§ What you have to do
The lines to find are those in the entries that hold the word "verified"; copy every one of them.

§ Study material
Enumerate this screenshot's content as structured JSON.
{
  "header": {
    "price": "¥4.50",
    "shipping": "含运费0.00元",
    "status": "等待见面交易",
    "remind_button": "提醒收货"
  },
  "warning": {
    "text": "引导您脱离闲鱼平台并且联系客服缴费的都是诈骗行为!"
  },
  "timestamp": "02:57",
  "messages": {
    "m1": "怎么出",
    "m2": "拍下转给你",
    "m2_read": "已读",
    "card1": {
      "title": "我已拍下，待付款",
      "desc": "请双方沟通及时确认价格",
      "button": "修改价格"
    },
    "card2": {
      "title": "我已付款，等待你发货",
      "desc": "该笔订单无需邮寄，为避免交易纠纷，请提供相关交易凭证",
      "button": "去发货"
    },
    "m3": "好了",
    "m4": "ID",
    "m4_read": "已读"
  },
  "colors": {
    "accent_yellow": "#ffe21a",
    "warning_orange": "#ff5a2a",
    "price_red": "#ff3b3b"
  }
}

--

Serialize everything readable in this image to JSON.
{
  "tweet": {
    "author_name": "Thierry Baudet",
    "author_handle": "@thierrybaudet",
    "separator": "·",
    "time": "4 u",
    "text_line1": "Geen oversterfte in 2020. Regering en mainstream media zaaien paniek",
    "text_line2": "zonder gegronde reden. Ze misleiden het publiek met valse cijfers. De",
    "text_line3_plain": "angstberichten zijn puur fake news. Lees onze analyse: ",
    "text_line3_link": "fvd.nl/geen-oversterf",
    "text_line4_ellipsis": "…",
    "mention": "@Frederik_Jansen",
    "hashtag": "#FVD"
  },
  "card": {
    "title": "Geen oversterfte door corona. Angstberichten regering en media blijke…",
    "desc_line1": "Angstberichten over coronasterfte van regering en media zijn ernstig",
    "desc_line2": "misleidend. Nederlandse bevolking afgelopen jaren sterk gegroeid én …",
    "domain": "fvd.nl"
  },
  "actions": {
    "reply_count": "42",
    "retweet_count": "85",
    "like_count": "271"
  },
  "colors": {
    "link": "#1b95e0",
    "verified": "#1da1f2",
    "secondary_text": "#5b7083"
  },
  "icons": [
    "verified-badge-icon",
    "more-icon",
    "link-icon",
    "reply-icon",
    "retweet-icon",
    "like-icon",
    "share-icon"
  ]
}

§ Solution to this task
    "verified": "#1da1f2",
    "verified-badge-icon",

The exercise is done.